Instructions for the task: Write out the full set of records below exactly.

Data extract:
╔══

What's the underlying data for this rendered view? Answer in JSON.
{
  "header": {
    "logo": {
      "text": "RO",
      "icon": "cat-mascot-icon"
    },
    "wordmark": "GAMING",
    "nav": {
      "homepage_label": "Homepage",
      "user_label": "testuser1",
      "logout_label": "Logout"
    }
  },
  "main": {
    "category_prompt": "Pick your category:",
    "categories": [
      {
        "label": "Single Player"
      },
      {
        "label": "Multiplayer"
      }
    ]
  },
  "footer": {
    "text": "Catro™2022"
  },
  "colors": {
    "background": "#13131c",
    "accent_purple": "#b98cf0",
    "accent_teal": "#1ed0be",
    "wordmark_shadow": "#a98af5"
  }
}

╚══

Output for this task:
What's the underlying data for this rendered view? Answer in JSON.
{
  "header": {
    "logo": {
      "text": "RO",
      "icon": "cat-mascot-icon"
    },
    "wordmark": "GAMING",
    "nav": {
      "homepage_label": "Homepage",
      "user_label": "testuser1",
      "logout_label": "Logout"
    }
  },
  "main": {
    "category_prompt": "Pick your category:",
    "categories": [
      {
        "label": "Single Player"
      },
      {
        "label": "Multiplayer"
      }
    ]
  },
  "footer": {
    "text": "Catro™2022"
  },
  "colors": {
    "background": "#13131c",
    "accent_purple": "#b98cf0",
    "accent_teal": "#1ed0be",
    "wordmark_shadow": "#a98af5"
  }
}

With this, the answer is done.